1)How much would this cost and take per spell/spell leve? It doesn't seem to fall under the category of adding a spell to one's repertoire or replacing a spell, nor does it really seem to fall under scroll creation.
2)How much are spellbooks worth? Like, they defeat a wizard and take his spellbook, how much can they sell it for?
2a)How much are formulae worth?
3)Do spellbooks/formula count towards the overall vlaue of a wizard's library or purposes of researching spells/creating magic items?
One issue is that, per RAW, every wizard's connection to magic is unique and personal. Part of why it takes so long to add a spell to your repotiore based on one you find written down is translating it because that wizard uses the metric system, writes in a counter-clockwise cypher, and bases energy flows off of an astrological system that also has elementalism thrown in for some reason. You use the Imperial system, write vertically alternating direction every two lines, and believe that magic is derived from a combination of spirits, ley lines, and things people whisper at night.
I believe Susan's interpretation is correct, and I would likely make a similar ruling in any campaign of my own. Magic in ACKs is very specifically not technology. There's a lot of idiosyncracies that keep mages from collaborating with each other in large numbers, in addition to mistrust. I remember reading something from Alex about how in his campaigns, most mages won't even agree to exchange spells unless both are already capable of casting charm person on each other for mutually assured trust.

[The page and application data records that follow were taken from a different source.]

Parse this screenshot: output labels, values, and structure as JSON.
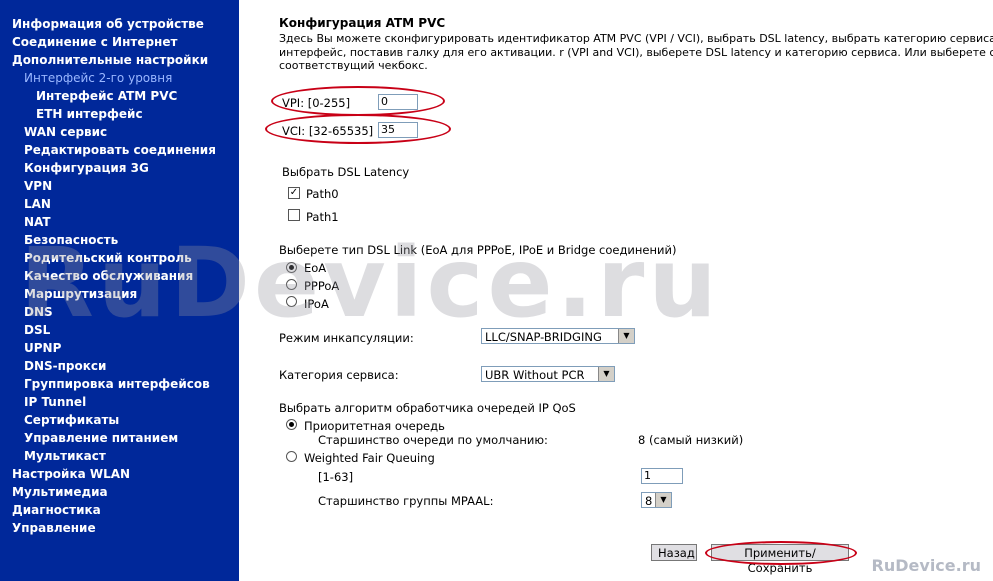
{
  "sidebar": {
    "items": [
      "Информация об устройстве",
      "Соединение с Интернет",
      "Дополнительные настройки",
      "Интерфейс 2-го уровня",
      "Интерфейс ATM PVC",
      "ETH интерфейс",
      "WAN сервис",
      "Редактировать соединения",
      "Конфигурация 3G",
      "VPN",
      "LAN",
      "NAT",
      "Безопасность",
      "Родительский контроль",
      "Качество обслуживания",
      "Маршрутизация",
      "DNS",
      "DSL",
      "UPNP",
      "DNS-прокси",
      "Группировка интерфейсов",
      "IP Tunnel",
      "Сертификаты",
      "Управление питанием",
      "Мультикаст",
      "Настройка WLAN",
      "Мультимедиа",
      "Диагностика",
      "Управление"
    ]
  },
  "main": {
    "title": "Конфигурация ATM PVC",
    "description": "Здесь Вы можете сконфигурировать идентификатор ATM PVC (VPI / VCI), выбрать DSL latency, выбрать категорию сервиса интерфейс, поставив галку для его активации. r (VPI and VCI), выберете DSL latency и категорию сервиса. Или выберете с соответствущий чекбокс.",
    "vpi": {
      "label": "VPI: [0-255]",
      "value": "0"
    },
    "vci": {
      "label": "VCI: [32-65535]",
      "value": "35"
    },
    "latency": {
      "label": "Выбрать DSL Latency",
      "path0": "Path0",
      "path1": "Path1"
    },
    "link": {
      "label": "Выберете тип DSL Link (EoA для PPPoE, IPoE и Bridge соединений)",
      "options": [
        "EoA",
        "PPPoA",
        "IPoA"
      ]
    },
    "encap": {
      "label": "Режим инкапсуляции:",
      "value": "LLC/SNAP-BRIDGING"
    },
    "service": {
      "label": "Категория сервиса:",
      "value": "UBR Without PCR"
    },
    "qos": {
      "label": "Выбрать алгоритм обработчика очередей IP QoS",
      "priority": "Приоритетная очередь",
      "default_prec_label": "Старшинство очереди по умолчанию:",
      "default_prec_value": "8 (самый низкий)",
      "wfq": "Weighted Fair Queuing",
      "range_label": "[1-63]",
      "range_value": "1",
      "mpaal_label": "Старшинство группы MPAAL:",
      "mpaal_value": "8"
    },
    "buttons": {
      "back": "Назад",
      "apply": "Применить/Сохранить"
    }
  },
  "watermark": {
    "main": "RuDevice.ru",
    "corner": "RuDevice.ru"
  },
  "colors": {
    "sidebar": "#00289a",
    "highlight": "#c80016"
  }
}
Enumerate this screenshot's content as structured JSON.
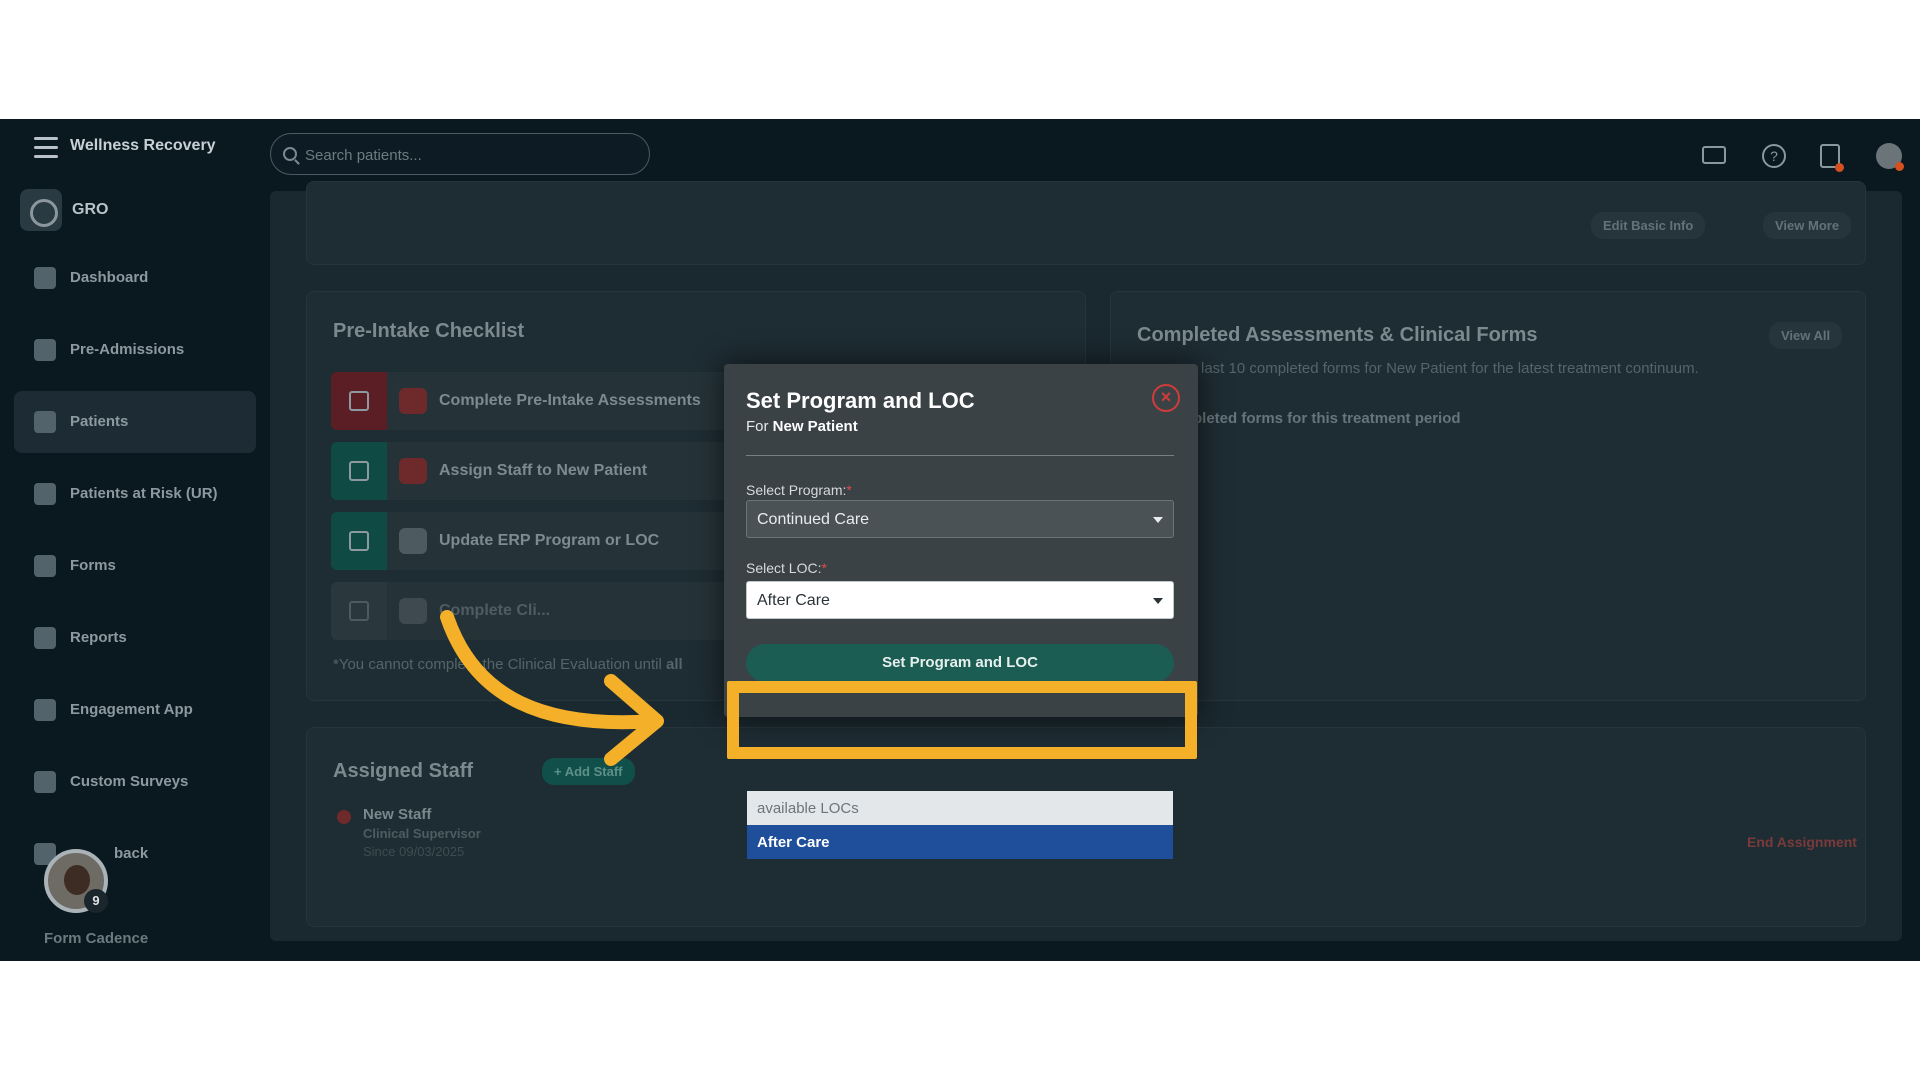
{
  "app": {
    "brand": "Wellness Recovery",
    "org": "GRO"
  },
  "search": {
    "placeholder": "Search patients..."
  },
  "sidebar": {
    "items": [
      {
        "label": "Dashboard",
        "icon": "dashboard-icon"
      },
      {
        "label": "Pre-Admissions",
        "icon": "building-icon"
      },
      {
        "label": "Patients",
        "icon": "users-icon"
      },
      {
        "label": "Patients at Risk (UR)",
        "icon": "flag-icon"
      },
      {
        "label": "Forms",
        "icon": "edit-icon"
      },
      {
        "label": "Reports",
        "icon": "pie-chart-icon"
      },
      {
        "label": "Engagement App",
        "icon": "sprout-icon"
      },
      {
        "label": "Custom Surveys",
        "icon": "survey-icon"
      },
      {
        "label": "back",
        "icon": "feedback-icon"
      }
    ],
    "avatar_badge": "9",
    "footer": "Form Cadence"
  },
  "header_card": {
    "edit_label": "Edit Basic Info",
    "view_more_label": "View More"
  },
  "checklist": {
    "title": "Pre-Intake Checklist",
    "items": [
      {
        "label": "Complete Pre-Intake Assessments"
      },
      {
        "label": "Assign Staff to New Patient"
      },
      {
        "label": "Update ERP Program or LOC"
      },
      {
        "label": "Complete Cli..."
      }
    ],
    "note_start": "*You cannot complete the Clinical Evaluation until",
    "note_bold": "all"
  },
  "completed": {
    "title": "Completed Assessments & Clinical Forms",
    "view_all": "View All",
    "subtitle": "last 10 completed forms for New Patient for the latest treatment continuum.",
    "empty": "pleted forms for this treatment period"
  },
  "assigned": {
    "title": "Assigned Staff",
    "add_label": "+ Add Staff",
    "staff_name": "New Staff",
    "staff_role": "Clinical Supervisor",
    "staff_since": "Since 09/03/2025",
    "end_label": "End Assignment"
  },
  "modal": {
    "title": "Set Program and LOC",
    "for_prefix": "For",
    "for_name": "New Patient",
    "program_label": "Select Program:",
    "program_value": "Continued Care",
    "loc_label": "Select LOC:",
    "loc_value": "After Care",
    "submit_label": "Set Program and LOC",
    "close_symbol": "×"
  },
  "dropdown": {
    "header": "available LOCs",
    "selected": "After Care"
  },
  "colors": {
    "highlight": "#f5b02a",
    "accent": "#1b5d53",
    "danger": "#d23b3b",
    "selected": "#1f4f9a"
  }
}
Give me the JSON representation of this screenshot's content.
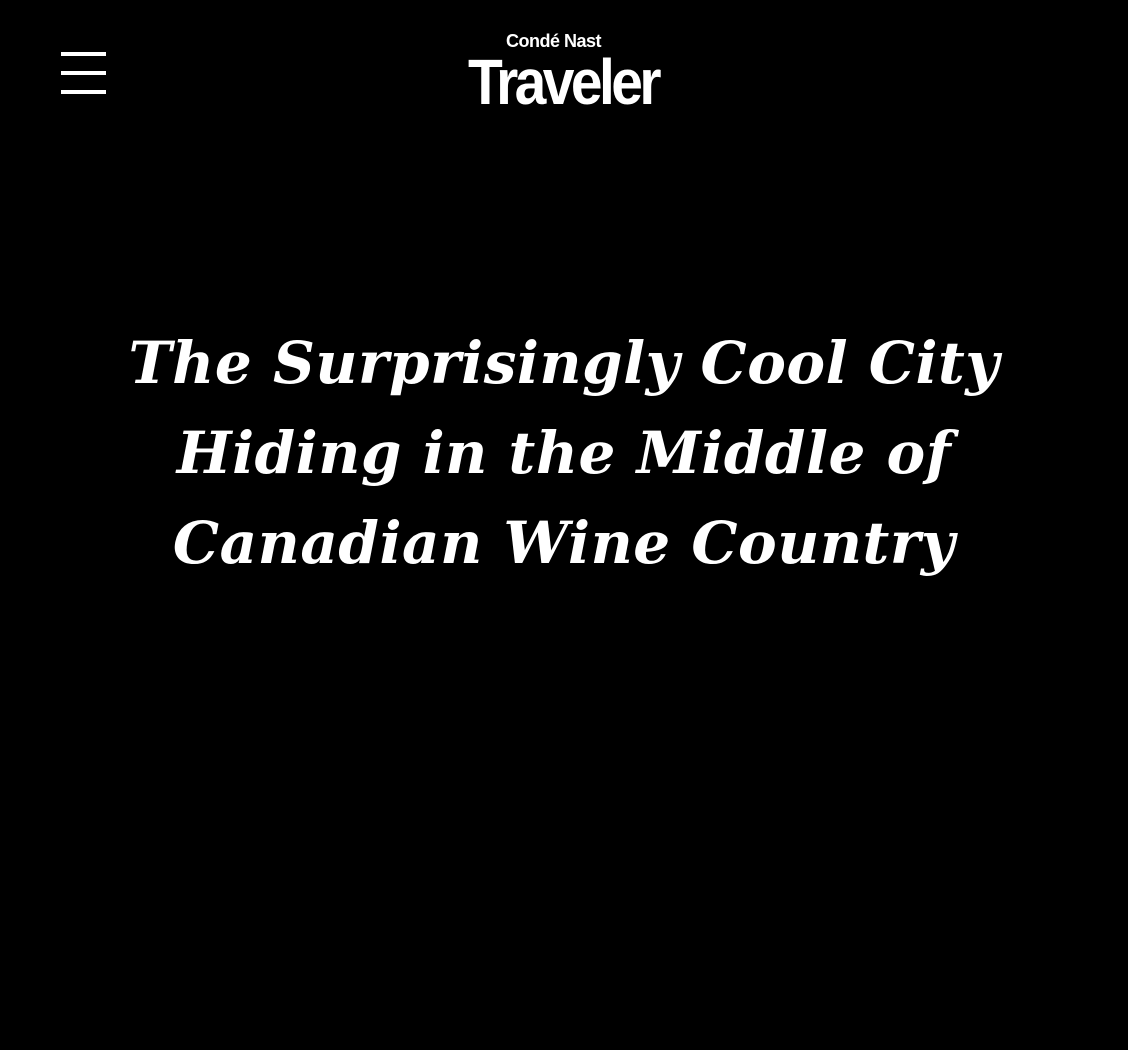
{
  "theme": {
    "background": "#000000",
    "foreground": "#ffffff"
  },
  "header": {
    "menu_icon": "hamburger-menu-icon",
    "logo": {
      "small_text": "Condé Nast",
      "large_text": "Traveler"
    }
  },
  "article": {
    "headline": "The Surprisingly Cool City Hiding in the Middle of Canadian Wine Country"
  }
}
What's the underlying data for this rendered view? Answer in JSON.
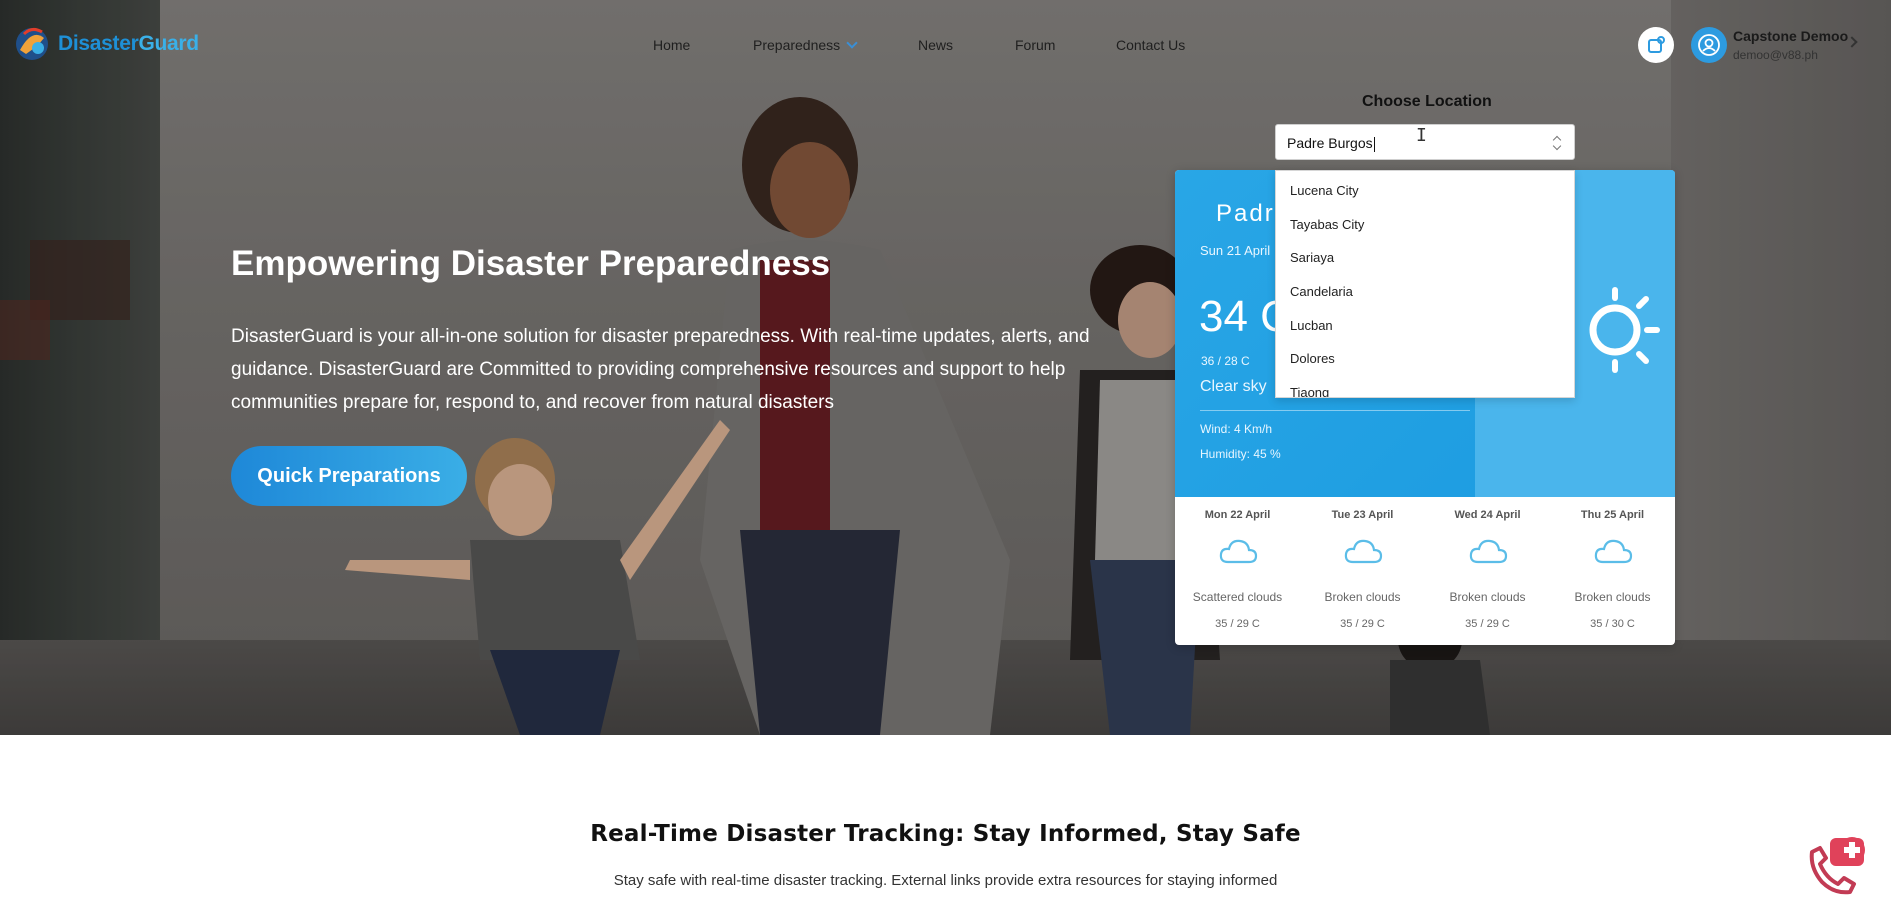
{
  "brand": {
    "name_part1": "Disaster",
    "name_part2": "Guard"
  },
  "nav": {
    "items": [
      "Home",
      "Preparedness",
      "News",
      "Forum",
      "Contact Us"
    ]
  },
  "user": {
    "name": "Capstone Demoo",
    "email": "demoo@v88.ph"
  },
  "hero": {
    "title": "Empowering Disaster Preparedness",
    "description": "DisasterGuard is your all-in-one solution for disaster preparedness. With real-time updates, alerts, and guidance. DisasterGuard are Committed to providing comprehensive resources and support to help communities prepare for, respond to, and recover from natural disasters",
    "cta": "Quick Preparations"
  },
  "location": {
    "label": "Choose Location",
    "value": "Padre Burgos",
    "options": [
      "Lucena City",
      "Tayabas City",
      "Sariaya",
      "Candelaria",
      "Lucban",
      "Dolores",
      "Tiaong"
    ]
  },
  "weather": {
    "city": "Padr",
    "date": "Sun 21 April",
    "temp": "34 C",
    "range": "36 / 28 C",
    "condition": "Clear sky",
    "wind": "Wind: 4 Km/h",
    "humidity": "Humidity: 45 %",
    "forecast": [
      {
        "date": "Mon 22 April",
        "desc": "Scattered clouds",
        "range": "35 / 29 C"
      },
      {
        "date": "Tue 23 April",
        "desc": "Broken clouds",
        "range": "35 / 29 C"
      },
      {
        "date": "Wed 24 April",
        "desc": "Broken clouds",
        "range": "35 / 29 C"
      },
      {
        "date": "Thu 25 April",
        "desc": "Broken clouds",
        "range": "35 / 30 C"
      }
    ]
  },
  "tracking": {
    "title": "Real-Time Disaster Tracking: Stay Informed, Stay Safe",
    "subtitle": "Stay safe with real-time disaster tracking. External links provide extra resources for staying informed"
  },
  "colors": {
    "brand_blue": "#1e90d6",
    "card_blue": "#29a6e6",
    "cloud_blue": "#5bbde8",
    "help_red": "#e0425a"
  },
  "icons": [
    "logo-icon",
    "chevron-down-icon",
    "notification-icon",
    "user-icon",
    "chevron-right-icon",
    "sun-icon",
    "cloud-icon",
    "help-phone-icon",
    "select-caret-icon"
  ]
}
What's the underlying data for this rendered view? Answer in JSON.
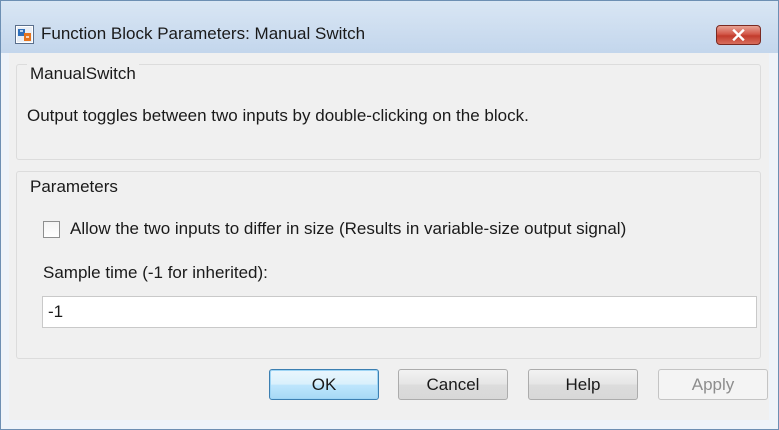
{
  "window": {
    "title": "Function Block Parameters: Manual Switch",
    "icon": "simulink-block-icon",
    "close_icon": "close-icon"
  },
  "description": {
    "group_title": "ManualSwitch",
    "text": "Output toggles between two inputs by double-clicking on the block."
  },
  "parameters": {
    "group_title": "Parameters",
    "allow_differ_label": "Allow the two inputs to differ in size (Results in variable-size output signal)",
    "allow_differ_checked": false,
    "sample_time_label": "Sample time (-1 for inherited):",
    "sample_time_value": "-1"
  },
  "buttons": {
    "ok": "OK",
    "cancel": "Cancel",
    "help": "Help",
    "apply": "Apply",
    "apply_enabled": false
  },
  "colors": {
    "title_bar": "#c8daee",
    "close_button": "#c9473a",
    "default_button_border": "#3c7fb1"
  }
}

While that makes sense for campaigns that operate in that manner (which ours may or may not -- I'm in thirdkingdom's game, btw), there's still got to be an economic mechanism for the cost of blank spellbooks, sellable price of found spellbooks, and associated costs of the formulae used in the creation of magic items.
With regards to the "shared" spellbook, I'd imagine it's possible for one mage to be the primary scribe within the spellbook (it's essentially theirs) and for other mages to have permission to copy from it, if magic is not held so tightly by this group compared to other mages or groups in other campaigns.
For what it's worth, I'd price the spells in the spellbook the same as spells in a scroll, as a found spellbook is essentially just a sturdier scroll of spells. That pricing isn't clear, either, so I've eyeballed it based on the costs of hiring a cast spell from a caster (though that should be multipled by some factor, IMO, since a spell on a scroll can be added to one's spellbook/repertoire and cast a much greater number of times than a hired spell casting).
I've posted in our OOC thread, but what I'm doing is this:
*A spellbook has a value equal to the number of common spells contained within x500 gp/level.
*Rare spells (i.e. those not found within Core or PC) are worth 1500 gp/level.
*Spellbooks follow the same rule regarding magic items in terms of buying and selling.
*When building a library for magical research spellbooks are considered to be worth one tenth their total value. Therefore, a spell book containing three 1st level, two 2nd level and one 3rd level common spells would be worth a total of 500 gp and would count towards 500 gp of a magical research library.
I'm going to also go ahead and say that formula have a cost equal to what they save in crafting a magical item and are also governed by the same rules as magical items when it comes to buying and selling them.
We know it's possible to have a spell formula in your spellbook but not in your repertoire, since the rules state on p 67 that replacing a spell with another spell in your repertoire doesn't cause you to lose the replaced spell.
Alex has commented that, while it's not covered in the rules, he would say a caster can create a backup spellbook. But he says that the backup spellbook needs to be scribed anew once the caster levels, because the spells aren't being "actively maintained with metaphysical data".
However, if you replace a spell in your repertoire and it's still in your main spellbook, you're not actively maintaining that spell. Yet the rules don't require you to re-scribe that one all over again every time you level.
If you find a spell that's too high level for you to cast, the rules say you can save it and put it in your repertoire in the future, when you level up. But when you level up, wouldn't that spell be useless to you because you weren't actively maintaining it with metaphysical data, as per Alex's house rule? Why is it that formula in other mages' found spellbooks keep forever but formula in your backup spellbook go "stale" after you level once?
It also says in the rulebook on p 67 that a spellbook can be read by any arcane spellcaster who can read the language the spellbook is written in. That contradicts all the comments here about how every caster's formula is a unique snowflake that no one else can comprehend. My interpretation is that the formula are all the same, it's the way you incorporate that formula into your repertoire that's unique. Otherwise, mages would never be able to gain spells from scrolls or spellbooks; they'd have to create their own personal version of every spell they cast.
The rules state that "powerful arcane spellcasters generally build large libraries of spell formula and scrolls so that they can replace the spells in their repertoire with new spells when the situation calls for it". Do we really think they're re-copying all those spells every time they level?